There was a strong sports theme to yesterday's annual plan
hearings, as Dunedin sports organisations called for support,
both financial and otherwise.
Football South, Sport Otago, Basketball Otago and Otago
Cricket all spoke seeking council support for various
Both Football South and Sport Otago emphasised the important
role sport played in Dunedin's economy and society and
questioned why it was not included in the council's economic
Sport Otago chief executive John Brimble said with so many
different organisations seeking funding, there was a ''crying
need'' for an overall strategy on investment in sports
Mr Brimble also asked for an extra $75,400 to fund a
''groundbreaking'' project it was carrying out looking at the
use of Dunedin's sports fields.
The council had asked Sports Otago to carry out the project,
but its scope meant extra resources were needed.
The project involved looking at the state of the city's
sports facilities, and both present and future maintenance
The council could either ''front-load'' the project, so the
project was completed within a year, or spread the funding
over four years.
The project would provide ''valuable data'' for the
development of the council's parks and recreation strategy.
Mr Brimble criticised the council for not including sports
tourism in its economic development strategy.
''Sports tourism is big business, it needs to be included in
your overall economic strategy.''
The council will also have to consider a request from
Basketball Otago for $30,000 funding to help cover venue hire
fees at the Edgar Centre. It received $27,000 this year.
General manager Markham Brown said DCC funding was vital to
the organisation, but was warned by Cr Richard Thomson that
the organisation needed to be weaning itself off its reliance
on council assistance.
''You guys have a professional organisation and you've
improved from a bad situation a few years ago, but the DCC
has been there through the tough times to enable you to get
''What's your plan to wean yourself off the DCC? Because
others [seeking grants from the council] were told no last
year, when you were told yes.''
He was assured it was actively pursuing that goal, and was in
talks with several large national firms about more long-term
Football South general manager Bill Chisholm highlighted the
positives of having a ''home of football'', incorporating a
floodlit artificial turf, as part of the Logan Park
The home of football, which would cost about $1.5 million,
could be part of the ''legacy'' of Dunedin hosting Fifa
under-20 World Cup matches next year.

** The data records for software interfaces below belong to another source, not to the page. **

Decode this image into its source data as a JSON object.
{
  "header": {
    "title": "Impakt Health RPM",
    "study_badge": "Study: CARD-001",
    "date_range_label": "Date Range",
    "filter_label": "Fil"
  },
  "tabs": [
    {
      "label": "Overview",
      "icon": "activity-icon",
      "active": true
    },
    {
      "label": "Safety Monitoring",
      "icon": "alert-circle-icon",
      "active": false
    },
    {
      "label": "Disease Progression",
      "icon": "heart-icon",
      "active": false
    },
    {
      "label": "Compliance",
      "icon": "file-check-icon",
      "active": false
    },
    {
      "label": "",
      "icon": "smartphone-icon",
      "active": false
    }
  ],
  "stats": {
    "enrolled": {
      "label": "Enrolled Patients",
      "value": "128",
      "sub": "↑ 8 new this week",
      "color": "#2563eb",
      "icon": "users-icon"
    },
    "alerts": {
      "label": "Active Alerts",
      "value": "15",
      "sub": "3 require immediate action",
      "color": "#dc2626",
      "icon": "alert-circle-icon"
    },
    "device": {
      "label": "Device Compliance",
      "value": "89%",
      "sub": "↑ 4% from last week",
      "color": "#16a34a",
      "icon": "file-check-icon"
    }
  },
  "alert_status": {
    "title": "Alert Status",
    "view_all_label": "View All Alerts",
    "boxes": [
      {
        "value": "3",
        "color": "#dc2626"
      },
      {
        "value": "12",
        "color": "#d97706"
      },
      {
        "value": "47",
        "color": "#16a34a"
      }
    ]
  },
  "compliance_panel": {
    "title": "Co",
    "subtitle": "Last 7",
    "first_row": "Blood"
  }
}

Hosting of the world cup increased the likelihood Fifa would
help fund the project and the world football body was
considering supporting it to the tune of $US500,000
Football contributed significantly to the city's economic and
social development and council documents should reflect that,
Forsyth Barr Stadium should be used every day of the year,
except for public holidays, ''for all kinds of activities,
not just sport''.
Cr Chris Staynes talked of the possibility of the council
providing a low-interest loan for the ''home of football''